This First Detector fact sheet includes signs that may indicate potential infestations and how to report sightings in the U.S.

Box Tree Moth (Cydalima perspectalis, Lepidoptera; Crambidae), New Invasive Insect Pest in Croatia

South-East European Forestry, Croatian Forest Research Institute (SEEFOR), Croatia

This journal article discusses the situation in Europe (as of 2013) and describes and illustrates the pest itself and its host’s signs and symptoms.

Identification Aid for Box Tree Moths (Cydalima perspectalis)

United States Department of Agriculture (USDA)

This APHIS-PPQ aid covers: the external characteristics to look for when dealing with moth specimens collected from a dry bucket trap; wing patterns and relative sizes of native genera (non-targets) that could be encountered; and instructions for preparing and dissecting male and female specimens to identify targets by genitalia.

Cydalima perspectalis: Screening Guide to Larvae Known to Feed on Buxus spp.

United States Department of Agriculture (USDA)

This APHIS-PPQ aid features a brief key to identify Cydalima perspectalis larvae feeding on Buxus spp. among non-targets.

Cydalima perspectalis: Screening Guide for Box Tree Moth Pupaes

United States Department of Agriculture (USDA)

This APHIS-PPQ aid describes and illustrates the diagnostic characters for evaluating potential Cydalima perspectalis pupae. If these characters are present the specimen should be sent to a specialist for confirmation.

Box Tree Moth (Cydalima perspectalis)

Roscoe, R.
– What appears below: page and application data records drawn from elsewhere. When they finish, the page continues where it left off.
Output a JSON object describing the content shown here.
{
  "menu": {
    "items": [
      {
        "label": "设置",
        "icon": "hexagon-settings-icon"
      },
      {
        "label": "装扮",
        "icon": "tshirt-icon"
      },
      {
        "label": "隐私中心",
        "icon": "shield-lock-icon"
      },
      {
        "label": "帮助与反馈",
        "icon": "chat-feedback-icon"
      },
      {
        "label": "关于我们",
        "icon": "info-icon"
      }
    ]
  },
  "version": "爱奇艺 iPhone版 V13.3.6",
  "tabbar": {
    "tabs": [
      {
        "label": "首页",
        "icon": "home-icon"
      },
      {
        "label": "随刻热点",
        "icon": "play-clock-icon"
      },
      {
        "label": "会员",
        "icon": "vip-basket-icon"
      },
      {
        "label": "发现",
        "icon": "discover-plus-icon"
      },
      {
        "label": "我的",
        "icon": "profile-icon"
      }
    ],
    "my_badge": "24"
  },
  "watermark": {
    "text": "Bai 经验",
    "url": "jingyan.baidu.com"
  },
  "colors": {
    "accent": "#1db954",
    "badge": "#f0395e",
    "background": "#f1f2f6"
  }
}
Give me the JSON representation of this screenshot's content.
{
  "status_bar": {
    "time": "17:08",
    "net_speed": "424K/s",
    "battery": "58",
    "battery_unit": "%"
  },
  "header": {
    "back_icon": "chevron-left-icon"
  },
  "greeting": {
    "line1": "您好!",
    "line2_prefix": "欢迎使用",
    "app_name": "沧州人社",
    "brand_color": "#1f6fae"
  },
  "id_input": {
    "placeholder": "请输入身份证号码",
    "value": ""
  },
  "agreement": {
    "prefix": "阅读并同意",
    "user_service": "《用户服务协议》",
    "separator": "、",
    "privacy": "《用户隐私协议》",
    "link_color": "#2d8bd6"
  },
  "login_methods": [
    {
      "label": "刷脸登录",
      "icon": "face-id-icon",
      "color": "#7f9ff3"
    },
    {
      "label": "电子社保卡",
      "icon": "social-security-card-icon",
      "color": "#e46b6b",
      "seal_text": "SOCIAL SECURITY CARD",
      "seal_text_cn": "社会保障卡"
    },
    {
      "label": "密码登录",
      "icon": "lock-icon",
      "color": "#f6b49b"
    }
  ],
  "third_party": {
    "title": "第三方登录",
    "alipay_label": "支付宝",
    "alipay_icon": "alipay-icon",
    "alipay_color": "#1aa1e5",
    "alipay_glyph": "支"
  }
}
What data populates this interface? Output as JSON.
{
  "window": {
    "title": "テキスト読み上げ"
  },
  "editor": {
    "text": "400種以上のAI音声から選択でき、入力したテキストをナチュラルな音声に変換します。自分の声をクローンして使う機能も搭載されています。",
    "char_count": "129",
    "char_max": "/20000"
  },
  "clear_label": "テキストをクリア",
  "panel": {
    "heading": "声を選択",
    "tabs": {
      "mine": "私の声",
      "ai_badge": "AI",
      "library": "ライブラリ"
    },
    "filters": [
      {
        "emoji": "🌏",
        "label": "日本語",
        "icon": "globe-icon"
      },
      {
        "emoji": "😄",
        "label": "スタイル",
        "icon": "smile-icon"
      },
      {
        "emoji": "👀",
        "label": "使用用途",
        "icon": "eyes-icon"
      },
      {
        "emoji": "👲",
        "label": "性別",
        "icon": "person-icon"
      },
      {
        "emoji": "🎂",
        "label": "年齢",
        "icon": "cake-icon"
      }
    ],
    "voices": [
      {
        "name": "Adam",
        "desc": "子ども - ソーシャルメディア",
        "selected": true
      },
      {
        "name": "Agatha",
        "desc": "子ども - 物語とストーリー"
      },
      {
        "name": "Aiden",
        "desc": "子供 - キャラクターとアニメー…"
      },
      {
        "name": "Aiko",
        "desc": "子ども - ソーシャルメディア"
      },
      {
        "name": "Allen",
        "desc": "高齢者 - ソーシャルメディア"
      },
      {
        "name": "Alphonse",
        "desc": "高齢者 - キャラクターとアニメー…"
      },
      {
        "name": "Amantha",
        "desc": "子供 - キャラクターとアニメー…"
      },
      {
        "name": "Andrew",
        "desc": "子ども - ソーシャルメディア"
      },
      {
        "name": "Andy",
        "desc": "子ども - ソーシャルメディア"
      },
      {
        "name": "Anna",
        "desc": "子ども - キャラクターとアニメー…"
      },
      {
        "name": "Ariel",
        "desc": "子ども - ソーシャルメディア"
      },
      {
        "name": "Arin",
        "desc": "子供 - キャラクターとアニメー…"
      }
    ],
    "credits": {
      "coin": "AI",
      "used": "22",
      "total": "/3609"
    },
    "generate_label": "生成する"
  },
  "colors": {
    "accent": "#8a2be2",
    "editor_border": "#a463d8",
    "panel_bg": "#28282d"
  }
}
This hobbyist website documents the life cycle of the box tree moth with high-resolution photos and videos featuring time-lapse. It describes and illustrates significant stages from mating and oviposition to eclosion, and includes sections covering the moth's color morphs and box tree damage.